[Records from a dataset]
--- --- ---

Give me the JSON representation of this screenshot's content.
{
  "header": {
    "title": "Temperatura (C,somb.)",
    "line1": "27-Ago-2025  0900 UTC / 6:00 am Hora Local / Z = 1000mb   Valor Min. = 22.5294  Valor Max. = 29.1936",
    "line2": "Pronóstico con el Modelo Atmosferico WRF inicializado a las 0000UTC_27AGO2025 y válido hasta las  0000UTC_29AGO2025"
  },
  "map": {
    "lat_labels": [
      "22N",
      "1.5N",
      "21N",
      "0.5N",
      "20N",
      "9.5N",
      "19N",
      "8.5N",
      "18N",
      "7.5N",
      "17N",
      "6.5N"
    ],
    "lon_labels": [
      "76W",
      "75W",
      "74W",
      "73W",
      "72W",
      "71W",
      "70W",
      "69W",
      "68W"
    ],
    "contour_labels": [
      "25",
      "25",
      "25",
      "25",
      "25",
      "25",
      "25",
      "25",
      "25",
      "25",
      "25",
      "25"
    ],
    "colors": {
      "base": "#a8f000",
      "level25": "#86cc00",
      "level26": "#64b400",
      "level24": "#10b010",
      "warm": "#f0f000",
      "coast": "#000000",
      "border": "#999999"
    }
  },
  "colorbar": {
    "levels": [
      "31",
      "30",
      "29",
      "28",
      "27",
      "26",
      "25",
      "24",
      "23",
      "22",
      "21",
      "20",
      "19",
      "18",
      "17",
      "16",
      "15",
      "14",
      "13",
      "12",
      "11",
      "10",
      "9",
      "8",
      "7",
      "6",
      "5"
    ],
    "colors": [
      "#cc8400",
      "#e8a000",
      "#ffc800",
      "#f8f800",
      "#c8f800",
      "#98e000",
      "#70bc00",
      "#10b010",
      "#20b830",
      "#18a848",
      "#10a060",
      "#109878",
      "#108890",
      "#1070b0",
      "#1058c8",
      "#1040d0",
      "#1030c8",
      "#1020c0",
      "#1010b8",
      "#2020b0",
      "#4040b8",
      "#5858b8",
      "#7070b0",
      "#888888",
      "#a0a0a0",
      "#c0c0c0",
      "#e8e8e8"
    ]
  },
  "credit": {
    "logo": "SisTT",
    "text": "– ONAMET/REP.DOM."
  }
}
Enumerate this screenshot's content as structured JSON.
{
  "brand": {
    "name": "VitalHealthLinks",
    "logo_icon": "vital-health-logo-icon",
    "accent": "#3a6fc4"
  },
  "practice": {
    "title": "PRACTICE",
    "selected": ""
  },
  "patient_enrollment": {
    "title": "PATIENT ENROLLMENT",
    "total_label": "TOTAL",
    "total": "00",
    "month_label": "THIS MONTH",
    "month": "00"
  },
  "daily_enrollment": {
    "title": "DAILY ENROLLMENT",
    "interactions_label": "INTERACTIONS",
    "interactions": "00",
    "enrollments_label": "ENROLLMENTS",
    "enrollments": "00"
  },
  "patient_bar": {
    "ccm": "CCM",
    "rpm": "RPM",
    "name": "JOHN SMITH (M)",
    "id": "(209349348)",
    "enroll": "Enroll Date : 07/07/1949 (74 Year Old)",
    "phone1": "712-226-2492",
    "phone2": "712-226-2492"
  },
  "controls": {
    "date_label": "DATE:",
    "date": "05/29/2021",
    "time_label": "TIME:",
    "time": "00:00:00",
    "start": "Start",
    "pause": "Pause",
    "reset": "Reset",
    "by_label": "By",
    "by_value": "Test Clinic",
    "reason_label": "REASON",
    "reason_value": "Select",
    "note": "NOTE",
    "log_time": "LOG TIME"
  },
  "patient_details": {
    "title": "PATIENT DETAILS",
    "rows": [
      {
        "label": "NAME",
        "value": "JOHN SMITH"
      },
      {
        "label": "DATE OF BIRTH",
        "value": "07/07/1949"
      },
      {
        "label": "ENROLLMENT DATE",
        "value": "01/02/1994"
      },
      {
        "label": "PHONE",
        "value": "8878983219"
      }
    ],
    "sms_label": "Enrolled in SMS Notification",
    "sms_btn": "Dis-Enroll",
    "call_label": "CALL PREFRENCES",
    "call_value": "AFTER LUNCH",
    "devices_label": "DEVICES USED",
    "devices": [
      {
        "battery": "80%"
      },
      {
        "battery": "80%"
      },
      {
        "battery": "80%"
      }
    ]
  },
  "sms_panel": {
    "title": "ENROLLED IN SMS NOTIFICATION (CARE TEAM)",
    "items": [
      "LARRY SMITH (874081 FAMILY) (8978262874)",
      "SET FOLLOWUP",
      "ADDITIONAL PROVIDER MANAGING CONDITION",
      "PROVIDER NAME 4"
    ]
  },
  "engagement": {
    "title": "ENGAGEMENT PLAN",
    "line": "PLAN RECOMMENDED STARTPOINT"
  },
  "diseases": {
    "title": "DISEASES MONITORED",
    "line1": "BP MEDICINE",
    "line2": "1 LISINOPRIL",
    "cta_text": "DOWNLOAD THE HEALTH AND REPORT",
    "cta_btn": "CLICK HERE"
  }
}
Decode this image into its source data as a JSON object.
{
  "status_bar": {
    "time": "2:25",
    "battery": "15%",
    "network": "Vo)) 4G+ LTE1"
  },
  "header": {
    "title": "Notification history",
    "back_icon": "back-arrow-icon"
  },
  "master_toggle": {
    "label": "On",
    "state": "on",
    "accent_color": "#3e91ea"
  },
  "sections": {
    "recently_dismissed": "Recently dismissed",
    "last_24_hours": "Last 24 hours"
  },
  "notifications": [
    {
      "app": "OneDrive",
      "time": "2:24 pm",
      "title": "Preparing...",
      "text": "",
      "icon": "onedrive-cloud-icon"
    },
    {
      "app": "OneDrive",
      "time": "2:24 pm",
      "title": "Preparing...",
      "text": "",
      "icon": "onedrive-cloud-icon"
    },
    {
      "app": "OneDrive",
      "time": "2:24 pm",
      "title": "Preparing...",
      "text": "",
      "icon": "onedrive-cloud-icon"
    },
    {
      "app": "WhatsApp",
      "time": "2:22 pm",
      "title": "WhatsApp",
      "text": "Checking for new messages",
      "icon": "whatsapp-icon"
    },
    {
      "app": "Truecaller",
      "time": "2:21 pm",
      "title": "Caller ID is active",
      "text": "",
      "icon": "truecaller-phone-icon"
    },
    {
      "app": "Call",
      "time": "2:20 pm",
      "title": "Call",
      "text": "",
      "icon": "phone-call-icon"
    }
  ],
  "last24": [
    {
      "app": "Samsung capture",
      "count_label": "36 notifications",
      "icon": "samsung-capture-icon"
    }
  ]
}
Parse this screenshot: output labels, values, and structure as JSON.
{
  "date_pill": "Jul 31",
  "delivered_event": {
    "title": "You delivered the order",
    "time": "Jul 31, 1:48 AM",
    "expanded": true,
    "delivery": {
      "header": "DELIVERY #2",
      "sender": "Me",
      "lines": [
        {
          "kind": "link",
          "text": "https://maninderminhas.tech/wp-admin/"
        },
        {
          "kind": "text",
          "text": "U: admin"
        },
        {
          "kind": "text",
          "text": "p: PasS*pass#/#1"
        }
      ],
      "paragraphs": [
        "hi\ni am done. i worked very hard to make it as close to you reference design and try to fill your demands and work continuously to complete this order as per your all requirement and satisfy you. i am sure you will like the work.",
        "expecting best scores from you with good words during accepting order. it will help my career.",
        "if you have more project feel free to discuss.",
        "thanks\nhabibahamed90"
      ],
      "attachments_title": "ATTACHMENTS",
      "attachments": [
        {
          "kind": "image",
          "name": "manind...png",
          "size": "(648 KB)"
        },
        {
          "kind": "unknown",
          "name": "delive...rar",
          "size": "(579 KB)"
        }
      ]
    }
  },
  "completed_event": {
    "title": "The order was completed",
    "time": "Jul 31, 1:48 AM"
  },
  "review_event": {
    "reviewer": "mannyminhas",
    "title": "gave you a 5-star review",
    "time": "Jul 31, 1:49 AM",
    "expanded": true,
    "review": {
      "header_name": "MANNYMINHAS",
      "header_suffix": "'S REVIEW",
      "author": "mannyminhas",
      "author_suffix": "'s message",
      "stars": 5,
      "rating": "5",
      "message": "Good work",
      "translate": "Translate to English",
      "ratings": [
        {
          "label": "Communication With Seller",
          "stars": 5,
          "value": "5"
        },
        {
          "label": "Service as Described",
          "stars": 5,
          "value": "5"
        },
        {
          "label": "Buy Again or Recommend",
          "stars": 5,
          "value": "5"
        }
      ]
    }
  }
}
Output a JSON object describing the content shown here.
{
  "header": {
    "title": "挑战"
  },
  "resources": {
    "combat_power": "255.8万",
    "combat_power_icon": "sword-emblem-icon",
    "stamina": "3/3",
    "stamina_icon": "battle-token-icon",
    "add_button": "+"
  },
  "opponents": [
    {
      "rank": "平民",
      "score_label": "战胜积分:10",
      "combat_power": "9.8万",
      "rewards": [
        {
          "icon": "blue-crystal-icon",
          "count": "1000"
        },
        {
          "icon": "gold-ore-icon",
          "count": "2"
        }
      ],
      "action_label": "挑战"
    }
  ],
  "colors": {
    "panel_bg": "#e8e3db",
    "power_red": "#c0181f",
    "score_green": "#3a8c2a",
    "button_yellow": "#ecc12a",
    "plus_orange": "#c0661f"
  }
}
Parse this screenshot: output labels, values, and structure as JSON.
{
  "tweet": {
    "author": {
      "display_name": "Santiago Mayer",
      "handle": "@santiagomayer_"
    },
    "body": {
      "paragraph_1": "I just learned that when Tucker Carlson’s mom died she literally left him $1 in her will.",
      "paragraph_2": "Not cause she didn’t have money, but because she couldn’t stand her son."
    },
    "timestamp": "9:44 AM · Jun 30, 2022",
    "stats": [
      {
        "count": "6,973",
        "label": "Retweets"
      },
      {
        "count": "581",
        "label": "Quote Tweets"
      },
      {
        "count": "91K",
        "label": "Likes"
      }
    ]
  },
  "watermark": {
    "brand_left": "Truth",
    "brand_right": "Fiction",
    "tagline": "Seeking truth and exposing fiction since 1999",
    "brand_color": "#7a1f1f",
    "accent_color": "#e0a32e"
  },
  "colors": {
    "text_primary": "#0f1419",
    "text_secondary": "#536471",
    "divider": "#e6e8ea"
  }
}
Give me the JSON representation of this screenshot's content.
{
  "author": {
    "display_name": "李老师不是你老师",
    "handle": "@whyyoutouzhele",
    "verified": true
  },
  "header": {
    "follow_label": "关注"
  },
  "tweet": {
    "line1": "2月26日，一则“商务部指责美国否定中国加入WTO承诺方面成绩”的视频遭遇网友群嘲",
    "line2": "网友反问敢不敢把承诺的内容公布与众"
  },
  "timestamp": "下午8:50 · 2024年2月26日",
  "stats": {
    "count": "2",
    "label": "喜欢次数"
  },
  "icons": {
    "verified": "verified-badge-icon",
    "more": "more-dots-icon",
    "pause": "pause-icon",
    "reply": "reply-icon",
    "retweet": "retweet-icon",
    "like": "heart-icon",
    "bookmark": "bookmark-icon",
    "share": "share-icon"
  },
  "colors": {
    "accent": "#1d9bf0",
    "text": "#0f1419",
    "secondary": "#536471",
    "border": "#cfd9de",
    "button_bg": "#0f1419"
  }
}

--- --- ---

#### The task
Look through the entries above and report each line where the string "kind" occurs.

#### Solution for this problem
          "kind": "link",
          "kind": "text",
          "kind": "text",
          "kind": "image",
          "kind": "unknown",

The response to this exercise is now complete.